Springboard began 15 years ago. It has helped about 600 companies that are fast growing and women-owned raise $7 billion globally. According to their website, the companies created “tens of thousands of new jobs” and generated “billions of dollars” in annual profits.

Kay Koplovitz is a co-founder of Springboard Enterprises.

“Women need to access the so-called ‘Stiletto Network’ to push their businesses forward,” she told Stilettos are high-heeled shoes worn by women. Koplovitz is saying that women need to tap into capital of successful women entrepreneurs and female business leaders.

Golden Seeds in New York City is another organization that focuses on investing in women-owned businesses. Golden Seeds has more than 285 women angel investors in the U.S.

Some companies also give cash to innovative women-owned startups. Cartier is one. In 2006, the French luxury-goods firm partnered with McKinsey & Co., a consulting firm, and INSEAD business school in Paris. They created the Cartier Women’s Initiative Awards.

They run an annual competition to recognize top female entrepreneurs from around the world. Each winner gets $20,000, and experts from McKinsey and INSEAD coach them.

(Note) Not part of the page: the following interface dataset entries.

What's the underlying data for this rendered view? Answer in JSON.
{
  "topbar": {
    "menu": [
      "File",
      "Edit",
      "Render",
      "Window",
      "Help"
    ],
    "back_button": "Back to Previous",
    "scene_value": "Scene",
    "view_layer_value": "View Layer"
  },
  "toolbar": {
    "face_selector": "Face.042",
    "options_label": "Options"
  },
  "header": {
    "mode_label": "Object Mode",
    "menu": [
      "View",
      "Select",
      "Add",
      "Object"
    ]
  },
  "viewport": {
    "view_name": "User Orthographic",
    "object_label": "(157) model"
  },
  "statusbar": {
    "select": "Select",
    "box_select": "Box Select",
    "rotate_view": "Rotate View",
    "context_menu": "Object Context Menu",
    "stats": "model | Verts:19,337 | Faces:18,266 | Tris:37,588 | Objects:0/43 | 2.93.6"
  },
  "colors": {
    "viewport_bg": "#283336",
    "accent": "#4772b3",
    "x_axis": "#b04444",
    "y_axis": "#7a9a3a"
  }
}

There were six winners in 2015 worldwide. Hannah Chou and Mom Huang from Taiwan were the winners from the Asia-Pacific region. Their company is called Our City Love Social Enterprise (

The firm created two mobile apps to help disabled people find restaurants in Taiwan.

Another factor fuelling women’s entrepreneurship is the rise of “incubators” for startup companies. Incubators are often located at universities. They assist startup companies.

They provide expert entrepreneurs as mentors and introductions to investors. For example, Babson College in Wellesley, Massachusetts, has created the Babson’s Center for Women’s Entrepreneurial Leadership. They have a business competition for women entrepreneurs with a grand prize of $250,000.

Technology is another factor driving women’s entrepreneurship. Tools like Skype, social media and web programs that share documents help. It is now easier and cheaper to work globally for both men and women entrepreneurs.

Lastly, experts say great innovations come from anyone — no matter the gender.

I’m Jill Robbins.

Have you started a business? Are you thinking of starting one? Write to us in the Comments below or on our Facebook page.

Mary Gotschall wrote this story for Learning English. Kathleen Struck was the editor.

Editor's Note: A previous version of this story listed Babson College incorrectly.


Words in This Story

entrepreneur – n. a person who starts a business and is willing to risk loss in order to make money

funding n. an amount of money that is used for a special purpose

capital – n. money, property, etc., that is used to start or operate a business

angel investors - An investor who provides financial backing for small startups. Angel investors are usually found among an entrepreneur's family and friends.

venture capitalistsexpression people who provide money that is used to start a new business

startups – n. a new business

incubators – n. an organization or place that helps in the development of new businesses

innovation – n. a new idea, device, or method